Work instruction: Copy every entry as is. Leave images out.

Items listed in a dataset:
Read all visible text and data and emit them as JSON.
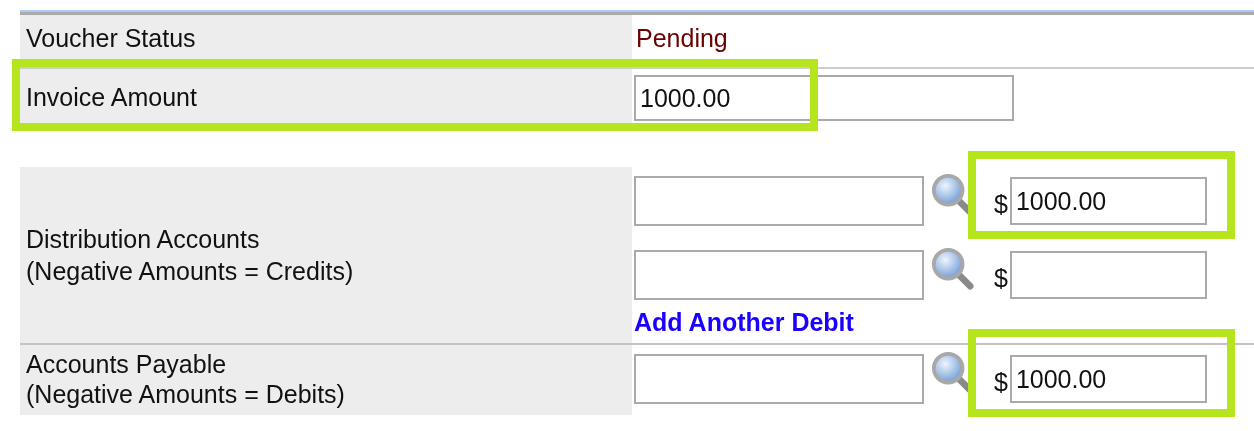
{
  "status": {
    "label": "Voucher Status",
    "value": "Pending"
  },
  "invoice": {
    "label": "Invoice Amount",
    "value": "1000.00",
    "highlighted": true
  },
  "distribution": {
    "label": "Distribution Accounts\n(Negative Amounts = Credits)",
    "lines": [
      {
        "currency": "$",
        "amount": "1000.00",
        "highlighted": true
      },
      {
        "currency": "$",
        "highlighted": false
      }
    ],
    "add_link": "Add Another Debit"
  },
  "payable": {
    "label": "Accounts Payable\n(Negative Amounts = Debits)",
    "lines": [
      {
        "currency": "$",
        "amount": "1000.00",
        "highlighted": true
      }
    ]
  }
}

Reply:
Read all visible text and data and emit them as JSON.
{
  "status": {
    "label": "Voucher Status",
    "value": "Pending"
  },
  "invoice": {
    "label": "Invoice Amount",
    "value": "1000.00",
    "highlighted": true
  },
  "distribution": {
    "label": "Distribution Accounts\n(Negative Amounts = Credits)",
    "lines": [
      {
        "currency": "$",
        "amount": "1000.00",
        "highlighted": true
      },
      {
        "currency": "$",
        "highlighted": false
      }
    ],
    "add_link": "Add Another Debit"
  },
  "payable": {
    "label": "Accounts Payable\n(Negative Amounts = Debits)",
    "lines": [
      {
        "currency": "$",
        "amount": "1000.00",
        "highlighted": true
      }
    ]
  }
}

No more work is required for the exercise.